Jupilings: What is the ROI on branding campaigns in the 21st-century-
MM: “Branding campaign” is quite a broad term that can encapsulate so many different initiatives. It can be about brand awareness or brand re-building and so on, and so much of it actually consists of PR, with specific – often measurable – objectives.
To attempt an answer, however: I’m sure that there are a lot of outcomes that factor in technological engagement and digital metrics but I think that ultimately the principles of a successful branding campaign remain unchanged. Do people like your brand? Do they trust you? Do they want to keep their relationship with you alive? What’s the objective of the campaign?
Going back to what I said at the start of this interview about marketing: a sound marketing strategy plays a crucial role in every campaign, but particularly in those where the ROI is expected to be measurable.
For example, a startup providing dog-walking and pet care services may have budgeted $100,000 for a “branding campaign” and decides to spend that entire amount on TV advertising as it has the widest reach in terms of eyeballs. They may see that for an hour following each ad spot, visits to their website go up by 5000%. Is this an acceptable ROI?
The reality is that many dog-owners look for recommendations for pet care from their neighbours and friends, preferring to entrust their pet to a tried and tested independent local operator or individual rather than to a big, shiny company whose ad they saw on TV.
So, for $100,000 the client has ended up with an excellent creative TV ad (brief met); 5000 new visitors to their website (engagement goal met); and two new clients (ROI not met).
A sound marketing strategy based on knowing what influences customer behaviour would have resulted in a much cheaper, smaller and more personal local awareness campaign with a far higher conversion rate.
Jupilings: How do experience and engagement play an essential role in new measuring metrics-
MM: It really depends very much on your product, your target market and – of course – what counts as “engagement.” If you’re a media company, you probably want your audience to be using your app, or visiting your website, multiple times a day – if only to kill time. If you’re selling expensive handcrafted jewellery for women, you may be satisfied with a customer visiting your website twice a year, provided she spend a decent amount of time browsing and – from time to time – finds what she came for.

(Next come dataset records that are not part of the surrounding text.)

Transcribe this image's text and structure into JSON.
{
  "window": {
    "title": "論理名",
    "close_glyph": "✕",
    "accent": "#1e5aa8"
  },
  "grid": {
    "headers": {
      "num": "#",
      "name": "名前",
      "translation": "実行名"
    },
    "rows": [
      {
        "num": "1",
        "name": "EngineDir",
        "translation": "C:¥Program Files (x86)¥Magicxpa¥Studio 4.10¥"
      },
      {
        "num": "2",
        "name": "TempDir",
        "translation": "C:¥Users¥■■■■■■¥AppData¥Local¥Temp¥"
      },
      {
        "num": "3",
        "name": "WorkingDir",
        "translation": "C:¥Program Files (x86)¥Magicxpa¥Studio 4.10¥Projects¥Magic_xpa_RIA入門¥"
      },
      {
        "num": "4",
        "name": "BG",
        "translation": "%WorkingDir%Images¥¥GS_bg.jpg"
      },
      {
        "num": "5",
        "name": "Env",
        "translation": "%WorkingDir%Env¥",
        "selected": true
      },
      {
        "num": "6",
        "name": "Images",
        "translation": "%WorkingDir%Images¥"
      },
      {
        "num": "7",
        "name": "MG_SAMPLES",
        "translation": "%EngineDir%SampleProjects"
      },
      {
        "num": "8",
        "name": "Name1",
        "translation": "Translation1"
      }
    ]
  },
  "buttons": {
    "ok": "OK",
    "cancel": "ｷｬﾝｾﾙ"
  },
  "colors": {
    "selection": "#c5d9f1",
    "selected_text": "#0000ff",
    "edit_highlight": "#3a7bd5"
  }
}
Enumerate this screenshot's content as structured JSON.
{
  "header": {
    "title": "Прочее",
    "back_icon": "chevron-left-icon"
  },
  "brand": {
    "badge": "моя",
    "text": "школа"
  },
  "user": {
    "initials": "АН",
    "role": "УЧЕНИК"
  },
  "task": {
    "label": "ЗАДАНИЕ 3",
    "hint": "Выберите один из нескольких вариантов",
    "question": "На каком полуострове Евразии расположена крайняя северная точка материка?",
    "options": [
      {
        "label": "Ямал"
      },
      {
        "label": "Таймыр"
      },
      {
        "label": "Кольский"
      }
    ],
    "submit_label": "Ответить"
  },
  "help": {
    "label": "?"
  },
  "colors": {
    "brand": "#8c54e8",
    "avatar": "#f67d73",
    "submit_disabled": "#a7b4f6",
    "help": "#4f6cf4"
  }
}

I think where digital engagement becomes more important is in customer retention and long-term sustainability. The more you permeate different aspects of your customer’s life, (sell them a sports shoe and then measure every mile they run) the more you’re building a mutual relationship, which equals brand loyalty.
Jupilings: What type of results are realistic for branding budget and time-
MM: This is really unanswerable. It depends on the brief, the objective, the agency and a multitude of other factors.
Three rules that you always follow in brand management:
Be authentic – it avoids disappointment.
Don’t claim anything you can’t prove.
Remember that a brand is made up of every part of your business: your product, your employees’ experience, your customer service, your values and many other things.. not just your logo.